EXERCISE DETAILS
The reply should return the data in full, exactly as written.

SOURCE DATA
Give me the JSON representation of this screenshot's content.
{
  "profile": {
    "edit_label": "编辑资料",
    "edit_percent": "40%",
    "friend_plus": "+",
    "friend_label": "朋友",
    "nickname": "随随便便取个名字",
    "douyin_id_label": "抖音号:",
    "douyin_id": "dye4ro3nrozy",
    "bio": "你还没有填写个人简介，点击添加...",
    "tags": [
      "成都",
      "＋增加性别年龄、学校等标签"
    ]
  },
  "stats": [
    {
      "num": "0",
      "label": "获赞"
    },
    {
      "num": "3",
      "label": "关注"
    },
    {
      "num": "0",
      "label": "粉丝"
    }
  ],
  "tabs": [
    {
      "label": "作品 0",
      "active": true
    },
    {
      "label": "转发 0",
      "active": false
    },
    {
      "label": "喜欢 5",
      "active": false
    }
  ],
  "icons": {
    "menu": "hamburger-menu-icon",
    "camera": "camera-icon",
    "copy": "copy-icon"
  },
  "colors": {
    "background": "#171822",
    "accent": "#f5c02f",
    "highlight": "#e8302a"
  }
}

OUTPUT BELOW
Give me the JSON representation of this screenshot's content.
{
  "profile": {
    "edit_label": "编辑资料",
    "edit_percent": "40%",
    "friend_plus": "+",
    "friend_label": "朋友",
    "nickname": "随随便便取个名字",
    "douyin_id_label": "抖音号:",
    "douyin_id": "dye4ro3nrozy",
    "bio": "你还没有填写个人简介，点击添加...",
    "tags": [
      "成都",
      "＋增加性别年龄、学校等标签"
    ]
  },
  "stats": [
    {
      "num": "0",
      "label": "获赞"
    },
    {
      "num": "3",
      "label": "关注"
    },
    {
      "num": "0",
      "label": "粉丝"
    }
  ],
  "tabs": [
    {
      "label": "作品 0",
      "active": true
    },
    {
      "label": "转发 0",
      "active": false
    },
    {
      "label": "喜欢 5",
      "active": false
    }
  ],
  "icons": {
    "menu": "hamburger-menu-icon",
    "camera": "camera-icon",
    "copy": "copy-icon"
  },
  "colors": {
    "background": "#171822",
    "accent": "#f5c02f",
    "highlight": "#e8302a"
  }
}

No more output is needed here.